Make your home look lived in – Install automatic timer switches on lights, radios, and the TV. They are inexpensive and many include variable timing schedules to create the appearance of activity in the house. Take extra steps to make your home seem occupied by turning off the ringer for your phone and parking a car in the driveway.

Alert the neighbors – Ask your neighbors to keep an eye on the house and leave them an emergency phone number. You might also consider hiring them to mow the lawn, water the plants, and put the trash cans out.

Stop all deliveries – Make sure things don’t pile up on the porch while you’re gone. Newspapers, mail, packages, and door flyers are all tell-tale signs that you’re away.

Secure your doors and windows – Use high-quality deadbolt locks on your doors, additional blocking devices on sliding glass doors, and sash locks on your windows. These can be easily retrofitted.

Install an alarm system – Deter would-be intruders with an alarm system and stickers on the exterior of your home. Many systems offer monthly monitoring for added protection. However, make sure everyone in the home knows how to properly use the system to avoid false alarms.

Remove valuables and keys – Leave your house key with a trusted friend (not hidden outside your home), and take valuables to a bank safe deposit box.

Spending a little time to protect your home before you go on vacation is well worth the effort. You’ll reduce your chances of being targeted and ensure a happy homecoming

Enjoy your trip!

Should I Accept This Offer?

Today’s market can be a difficult one for many sellers to navigate.  While your real estate professional can advise you, the ultimate decision of what offer to accept is entirely up to you.  This decision can come with quite a bit of pressure.  Even in the most favorable of markets this can be a difficult time.  How do you know when to accept an offer?  Here are some questions to consider:

1.  Is the buyer pre-approved?  Selling will involve an investment of time and money.  You may need to find a new home or a temporary rental.  There is nothing worse than buying a new house, only to find out the deal to sell yours has fallen through because the buyer is not qualified to buy.  If a buyer is paying all cash be sure to get verification of funds to close the escrow.  Always make sure the earnest money is deposited into escrow as written in the sales contract and this should be 2-3% of the sales price.

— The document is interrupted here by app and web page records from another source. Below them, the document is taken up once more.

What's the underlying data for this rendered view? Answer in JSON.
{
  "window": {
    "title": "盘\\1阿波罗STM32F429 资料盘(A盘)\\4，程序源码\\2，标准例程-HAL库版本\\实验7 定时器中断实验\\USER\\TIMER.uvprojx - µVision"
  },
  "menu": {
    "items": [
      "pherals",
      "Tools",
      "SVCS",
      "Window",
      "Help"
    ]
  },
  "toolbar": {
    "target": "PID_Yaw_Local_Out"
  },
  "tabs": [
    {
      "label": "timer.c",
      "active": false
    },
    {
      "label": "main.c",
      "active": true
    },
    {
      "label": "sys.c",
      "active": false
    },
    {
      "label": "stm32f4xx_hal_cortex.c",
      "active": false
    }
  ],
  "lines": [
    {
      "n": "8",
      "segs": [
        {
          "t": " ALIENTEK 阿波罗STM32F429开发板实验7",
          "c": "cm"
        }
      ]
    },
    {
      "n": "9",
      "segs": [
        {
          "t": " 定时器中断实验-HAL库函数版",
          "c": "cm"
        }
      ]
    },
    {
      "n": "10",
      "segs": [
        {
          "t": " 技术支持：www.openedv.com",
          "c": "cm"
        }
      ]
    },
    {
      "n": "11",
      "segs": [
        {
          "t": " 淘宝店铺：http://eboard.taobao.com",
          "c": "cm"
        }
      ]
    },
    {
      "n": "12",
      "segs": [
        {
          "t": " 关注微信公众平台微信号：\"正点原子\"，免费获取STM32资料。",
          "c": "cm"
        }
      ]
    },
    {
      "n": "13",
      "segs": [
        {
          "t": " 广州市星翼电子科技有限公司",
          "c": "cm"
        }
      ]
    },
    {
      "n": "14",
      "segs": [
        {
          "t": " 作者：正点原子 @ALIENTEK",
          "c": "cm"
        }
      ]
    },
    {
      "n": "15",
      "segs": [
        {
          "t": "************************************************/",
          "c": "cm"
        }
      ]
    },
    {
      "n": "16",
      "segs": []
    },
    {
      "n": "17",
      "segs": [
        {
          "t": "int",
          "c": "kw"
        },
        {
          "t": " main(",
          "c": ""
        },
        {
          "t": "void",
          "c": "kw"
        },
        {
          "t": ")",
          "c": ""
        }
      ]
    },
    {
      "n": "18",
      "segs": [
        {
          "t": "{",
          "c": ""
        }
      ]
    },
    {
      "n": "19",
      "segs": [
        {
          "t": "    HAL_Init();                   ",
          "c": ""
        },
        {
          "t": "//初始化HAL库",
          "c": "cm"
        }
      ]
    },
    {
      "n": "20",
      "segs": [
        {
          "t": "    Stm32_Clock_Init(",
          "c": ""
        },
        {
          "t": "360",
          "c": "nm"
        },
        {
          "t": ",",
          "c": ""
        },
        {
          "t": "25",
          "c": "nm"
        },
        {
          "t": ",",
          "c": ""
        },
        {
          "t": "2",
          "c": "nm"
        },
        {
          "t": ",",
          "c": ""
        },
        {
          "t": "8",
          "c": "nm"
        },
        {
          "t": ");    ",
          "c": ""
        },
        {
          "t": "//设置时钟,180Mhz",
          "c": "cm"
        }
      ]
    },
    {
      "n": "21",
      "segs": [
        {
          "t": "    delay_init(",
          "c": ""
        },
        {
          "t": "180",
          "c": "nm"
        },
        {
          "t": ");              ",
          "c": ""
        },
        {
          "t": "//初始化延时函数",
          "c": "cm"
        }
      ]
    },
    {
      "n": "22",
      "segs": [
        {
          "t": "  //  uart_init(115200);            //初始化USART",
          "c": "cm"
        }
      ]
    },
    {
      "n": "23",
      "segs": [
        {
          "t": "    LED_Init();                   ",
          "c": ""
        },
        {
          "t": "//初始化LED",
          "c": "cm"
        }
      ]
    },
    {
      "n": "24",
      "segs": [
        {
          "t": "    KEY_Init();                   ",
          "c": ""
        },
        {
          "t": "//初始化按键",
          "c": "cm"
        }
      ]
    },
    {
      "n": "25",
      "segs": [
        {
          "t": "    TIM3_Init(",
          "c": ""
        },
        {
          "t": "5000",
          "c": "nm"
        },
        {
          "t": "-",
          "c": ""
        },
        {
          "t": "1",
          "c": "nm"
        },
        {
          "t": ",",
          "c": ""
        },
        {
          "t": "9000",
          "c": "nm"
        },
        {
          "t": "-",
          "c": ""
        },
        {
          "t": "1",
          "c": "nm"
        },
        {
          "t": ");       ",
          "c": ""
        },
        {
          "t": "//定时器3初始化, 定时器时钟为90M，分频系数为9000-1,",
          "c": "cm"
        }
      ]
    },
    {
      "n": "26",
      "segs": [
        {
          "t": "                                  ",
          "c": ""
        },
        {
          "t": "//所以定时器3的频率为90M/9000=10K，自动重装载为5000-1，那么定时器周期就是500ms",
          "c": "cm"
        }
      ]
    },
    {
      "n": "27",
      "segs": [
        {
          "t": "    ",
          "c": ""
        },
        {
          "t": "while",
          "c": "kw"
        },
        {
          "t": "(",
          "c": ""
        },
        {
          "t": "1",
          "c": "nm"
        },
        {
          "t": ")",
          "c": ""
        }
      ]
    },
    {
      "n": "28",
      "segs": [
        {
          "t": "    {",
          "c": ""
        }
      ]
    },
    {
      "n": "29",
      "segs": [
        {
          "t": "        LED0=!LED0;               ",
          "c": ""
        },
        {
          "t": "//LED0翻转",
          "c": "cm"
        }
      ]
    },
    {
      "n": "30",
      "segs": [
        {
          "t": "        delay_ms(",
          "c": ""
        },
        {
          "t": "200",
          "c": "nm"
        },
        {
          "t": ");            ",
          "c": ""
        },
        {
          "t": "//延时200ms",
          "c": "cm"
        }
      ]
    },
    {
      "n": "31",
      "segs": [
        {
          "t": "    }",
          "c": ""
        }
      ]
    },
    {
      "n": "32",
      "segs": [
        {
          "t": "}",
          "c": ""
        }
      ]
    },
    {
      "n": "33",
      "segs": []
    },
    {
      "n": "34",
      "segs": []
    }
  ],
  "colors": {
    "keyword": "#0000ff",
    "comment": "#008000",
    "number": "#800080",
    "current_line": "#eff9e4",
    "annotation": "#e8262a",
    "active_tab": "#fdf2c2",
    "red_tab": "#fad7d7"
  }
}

2.  Do you need to move?  The urgency of your move may dictate what offer you accept.  Many sellers need to move quickly for a new job or they may need to sell to avoid foreclosure.  If you are in a rush you may need to accept an offer that is less than ideal.

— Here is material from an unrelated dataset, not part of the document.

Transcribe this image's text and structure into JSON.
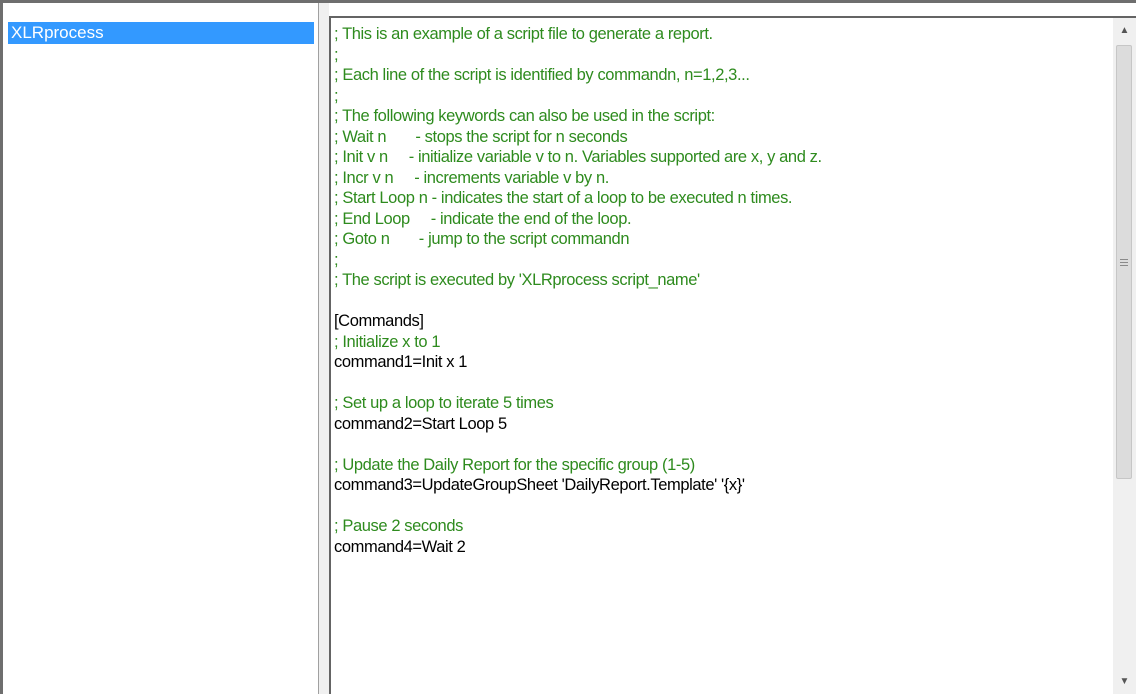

3.How much do you owe?  You do not want to sell your home at a loss.  Be sure to take closing costs into consideration.  For sellers a quick estimate of closing costs is 1% plus the commission percentage.  I try to provide a more specific amount when an offer comes in so the seller will know what he will probably net from selling for the offered price.  Many markets experienced high levels of depreciation over the last couple of years.  If you are “underwater” on your loan (you owe more than the present value of your home) now may not be the time to sell.

4.  What is the market climate?  Are you likely to get another offer?  How long has your home been on the market?  Have you had many showings?  All of these are factors to consider when contmeplating what offer to accept.

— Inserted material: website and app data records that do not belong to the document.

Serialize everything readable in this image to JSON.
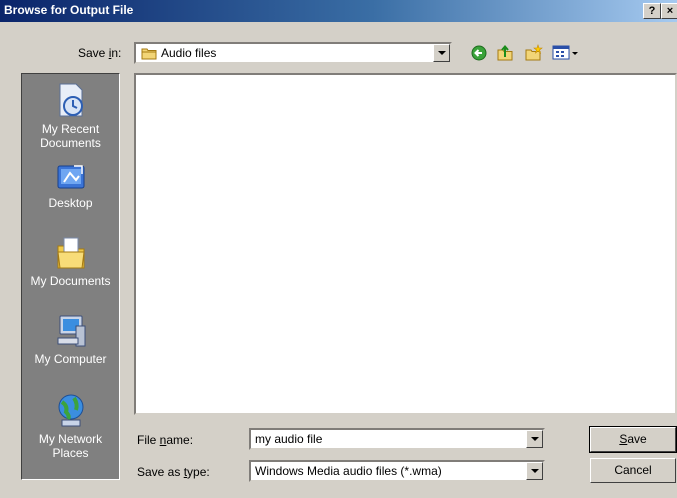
{
  "window": {
    "title": "Browse for Output File",
    "help_button": "?",
    "close_button": "×"
  },
  "save_in": {
    "label_pre": "Save ",
    "label_u": "i",
    "label_post": "n:",
    "value": "Audio files"
  },
  "toolbar": {
    "icons": [
      "back-icon",
      "up-folder-icon",
      "new-folder-icon",
      "view-menu-icon"
    ]
  },
  "places": [
    {
      "label": "My Recent\nDocuments",
      "icon": "recent-documents-icon"
    },
    {
      "label": "Desktop",
      "icon": "desktop-icon"
    },
    {
      "label": "My Documents",
      "icon": "my-documents-icon"
    },
    {
      "label": "My Computer",
      "icon": "my-computer-icon"
    },
    {
      "label": "My Network\nPlaces",
      "icon": "network-places-icon"
    }
  ],
  "file_name": {
    "label_pre": "File ",
    "label_u": "n",
    "label_post": "ame:",
    "value": "my audio file"
  },
  "save_as_type": {
    "label_pre": "Save as ",
    "label_u": "t",
    "label_post": "ype:",
    "value": "Windows Media audio files (*.wma)"
  },
  "buttons": {
    "save_u": "S",
    "save_rest": "ave",
    "cancel": "Cancel"
  }
}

Above all, ask yourself if this offer was a reasonable offer.  There are buyers who may attempt to “low-ball” you.  They may see that your home has been on the market longer than your competition.  They may know that it is a strong buyers’ market.  In response they offer a much smaller amount for your home than it is worth.  You are not obligated to accept or even respond to these low-ball offers.  If you are in need of selling now, every offer warrants your consideration and potential counter offer achat cialis paris.

In the end you must accept an offer that works for you.  You may be willing to accept a lower price for a faster closing date or some other concession or you may want to hold out for the highest dollar amount.  Remember, real estate agents can market your home but only you can sell it.